So why tell Michal’s story?… Well, at the most superficial level: to fix the lectionary. If you only hear the Sunday texts, Michal comes off pretty badly. If you know her whole story, it’s different.
Let’s go a little deeper and wonder why the Bible tells us Michal’s story. If all that mattered was the end of Saul’s royal line, the text could have told us much less about Michal. But instead it gives us enough to trace the contours of her life and the ache of her heart. I think that’s because the larger story that this part of the Bible is telling is about how people lose control of their own lives, suffer and struggle, because those with power, and those seeking power, don’t count the costs – or don’t care. About the way that ordinary people, and even not so ordinary people, get caught up – and ground up – in the machinations of the powerful and the ambitious.
So why do I tell Michal’s story? Why make space on a Sunday, every few years when it rolls around in the lectionary, for this ultimately rather sad story? There are a couple of reasons I think it’s important. For one thing, often people look at the awful stuff that happens in the Bible and they are put off, because they think that if it’s in the Bible, that means the Bible – and those whose faith is grounded in the Bible – think that awful stuff is OK.
But the voice of the text doesn’t think that stuff is OK. I think the Biblical text pities Michal, just as we do. That’s a really really important point for our engagement with the Bible in general and the Old Testament in particular: Yes, there is some terrible stuff in there: senseless violence and bitter injustice and cruel betrayal and so on. The thing is, the text KNOWS that stuff is terrible. The Bible has much more complexity and narrative sophistication than a lot of folks realize. Michal’s story is a good example.

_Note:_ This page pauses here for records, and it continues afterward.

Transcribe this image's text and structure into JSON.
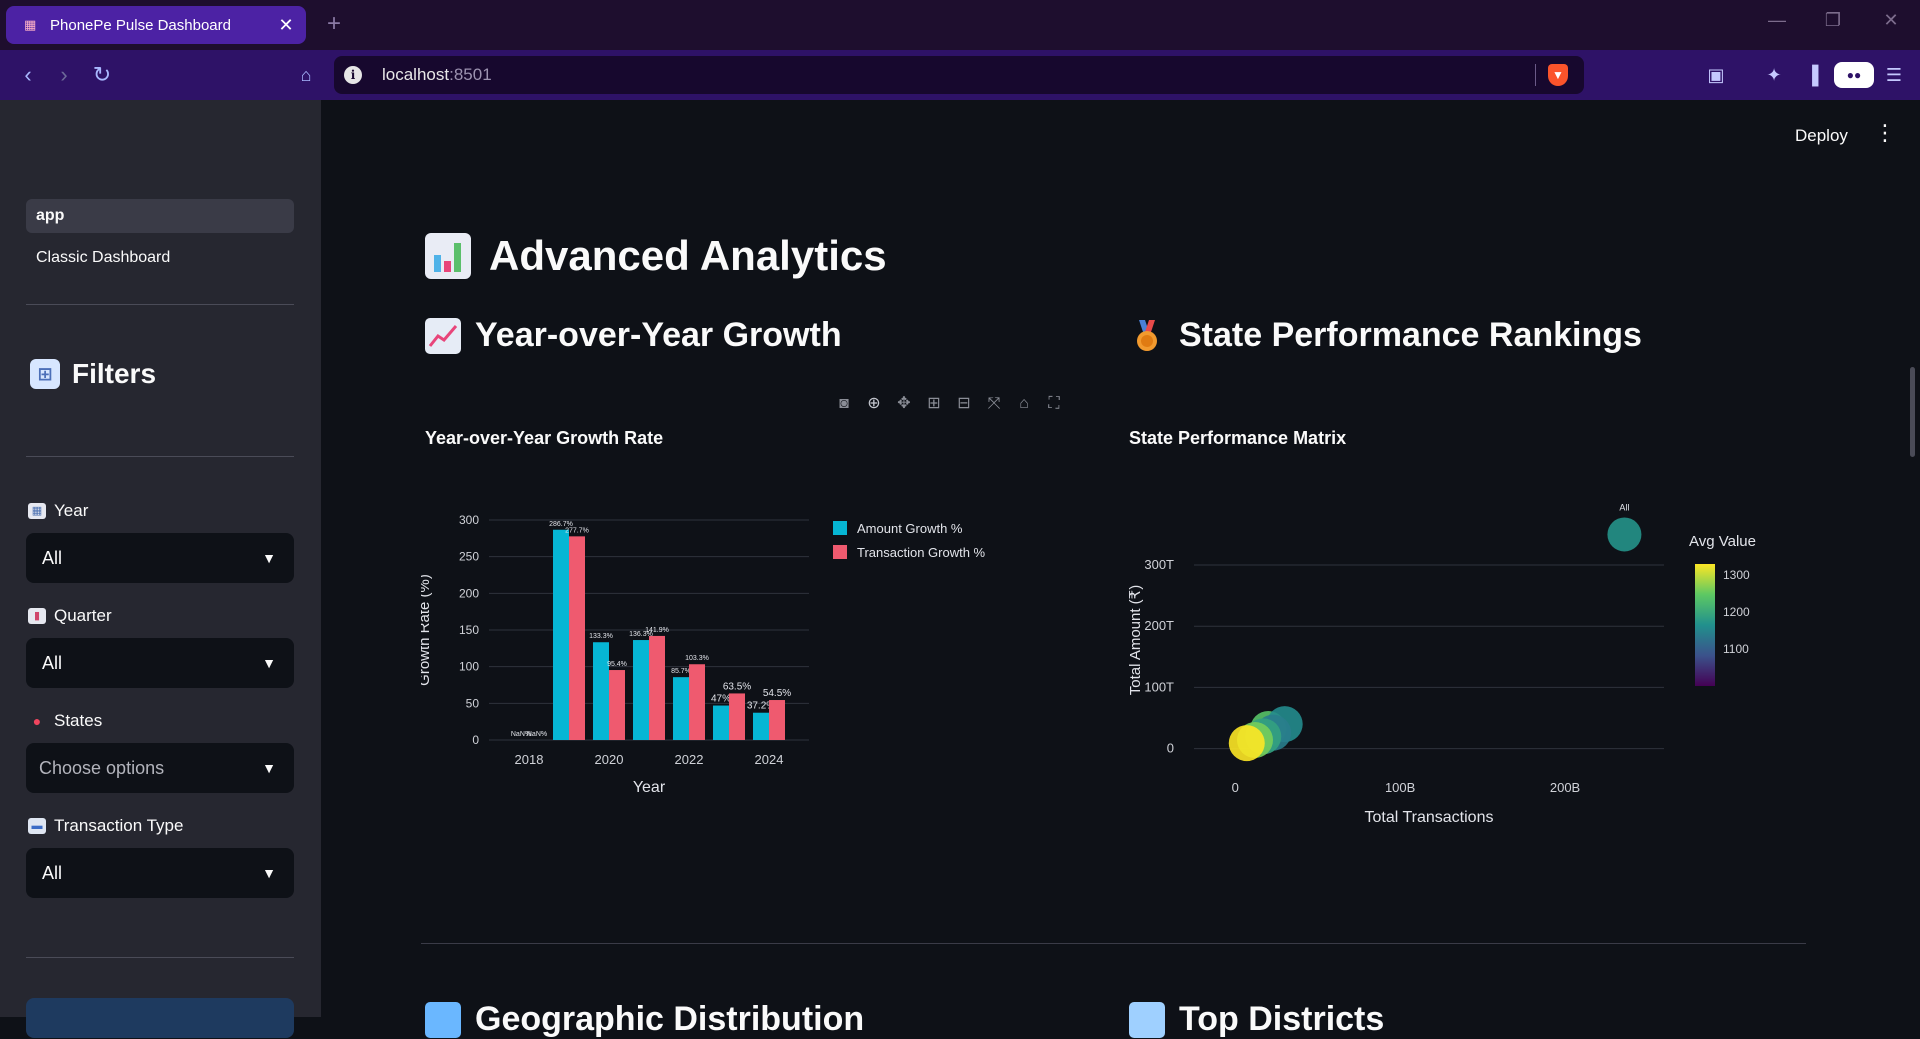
{
  "browser": {
    "tab_title": "PhonePe Pulse Dashboard",
    "url_host": "localhost",
    "url_port": ":8501",
    "new_tab_glyph": "+",
    "colors": {
      "titlebar": "#1e0e2e",
      "tab_active": "#4c22a4",
      "navbar": "#2e1267",
      "urlbar": "#17082e"
    }
  },
  "app_header": {
    "deploy_label": "Deploy"
  },
  "sidebar": {
    "nav": [
      {
        "label": "app",
        "active": true
      },
      {
        "label": "Classic Dashboard",
        "active": false
      }
    ],
    "filters_title": "Filters",
    "filters": [
      {
        "label": "Year",
        "value": "All",
        "icon": "calendar-icon"
      },
      {
        "label": "Quarter",
        "value": "All",
        "icon": "bar-chart-icon"
      },
      {
        "label": "States",
        "value": "Choose options",
        "icon": "pin-icon",
        "placeholder": true
      },
      {
        "label": "Transaction Type",
        "value": "All",
        "icon": "credit-card-icon"
      }
    ]
  },
  "main": {
    "page_title": "Advanced Analytics",
    "sections": [
      {
        "title": "Year-over-Year Growth",
        "icon": "chart-increasing-icon"
      },
      {
        "title": "State Performance Rankings",
        "icon": "medal-icon"
      },
      {
        "title": "Geographic Distribution",
        "icon": "map-icon"
      },
      {
        "title": "Top Districts",
        "icon": "cityscape-icon"
      }
    ]
  },
  "chart_data": [
    {
      "type": "bar",
      "title": "Year-over-Year Growth Rate",
      "xlabel": "Year",
      "ylabel": "Growth Rate (%)",
      "x_ticks": [
        2018,
        2020,
        2022,
        2024
      ],
      "y_ticks": [
        0,
        50,
        100,
        150,
        200,
        250,
        300
      ],
      "ylim": [
        0,
        300
      ],
      "categories": [
        2018,
        2019,
        2020,
        2021,
        2022,
        2023,
        2024
      ],
      "series": [
        {
          "name": "Amount Growth %",
          "color": "#06b6d4",
          "values": [
            null,
            286.7,
            133.3,
            136.3,
            85.7,
            47,
            37.2
          ],
          "labels": [
            "NaN%",
            "286.7%",
            "133.3%",
            "136.3%",
            "85.7%",
            "47%",
            "37.2%"
          ]
        },
        {
          "name": "Transaction Growth %",
          "color": "#ef5a6f",
          "values": [
            null,
            277.7,
            95.4,
            141.9,
            103.3,
            63.5,
            54.5
          ],
          "labels": [
            "NaN%",
            "277.7%",
            "95.4%",
            "141.9%",
            "103.3%",
            "63.5%",
            "54.5%"
          ]
        }
      ],
      "legend": "right"
    },
    {
      "type": "scatter",
      "title": "State Performance Matrix",
      "xlabel": "Total Transactions",
      "ylabel": "Total Amount (₹)",
      "x_ticks": [
        "0",
        "100B",
        "200B"
      ],
      "y_ticks": [
        "0",
        "100T",
        "200T",
        "300T"
      ],
      "xlim": [
        -25,
        260
      ],
      "ylim": [
        -35,
        390
      ],
      "colorbar": {
        "title": "Avg Value",
        "ticks": [
          1100,
          1200,
          1300
        ],
        "range": [
          1000,
          1330
        ]
      },
      "points": [
        {
          "label": "All",
          "x": 236,
          "y": 350,
          "value": 1170
        },
        {
          "label": "",
          "x": 7,
          "y": 9,
          "value": 1330
        },
        {
          "label": "",
          "x": 12,
          "y": 14,
          "value": 1260
        },
        {
          "label": "",
          "x": 17,
          "y": 20,
          "value": 1190
        },
        {
          "label": "",
          "x": 23,
          "y": 26,
          "value": 1140
        },
        {
          "label": "",
          "x": 30,
          "y": 40,
          "value": 1160
        },
        {
          "label": "",
          "x": 20,
          "y": 32,
          "value": 1240
        }
      ]
    }
  ]
}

For another thing: Old Testament scholar Ellen Davis says that there are two kinds of Christians. One kind sees us as profoundly separated from the Old Testament. In this view, the Old Testament is interesting but also quite strange, and not really relevant to Christian faith or life. Lots of folks take that view, consciously or unconsciously – including many Episcopalians.
The other kind of Christians, says Davis, see the Old Testament as “an urgent and speaking presence”, a compendium of stories of human and divine relationships that have never lost their power and relevance. From this perspective: The reason Michal’s story is compelling is that it’s not so strange or unthinkable. The stories of women who get to make few of their own choices, controlled by the men around them – those stories still happen. The machinations of those seeking political power, and those victimized by their ambition – those stories still happen. The stories of relationships that start out sweet, then turn first sour, then bitter – those stories still happen.
The Bible tells the story of Michal, among so many others, to show us that kings aren’t the only people that matter – to history or to God. To call us to pay attention to those struggling in the brutal currents of human history, and to care what happens to their lives and their hearts. And that, beloveds, is deeply congruent with the life and witness of Jesus Christ – who taught us to seek God and serve God among those the world sees as unimportant.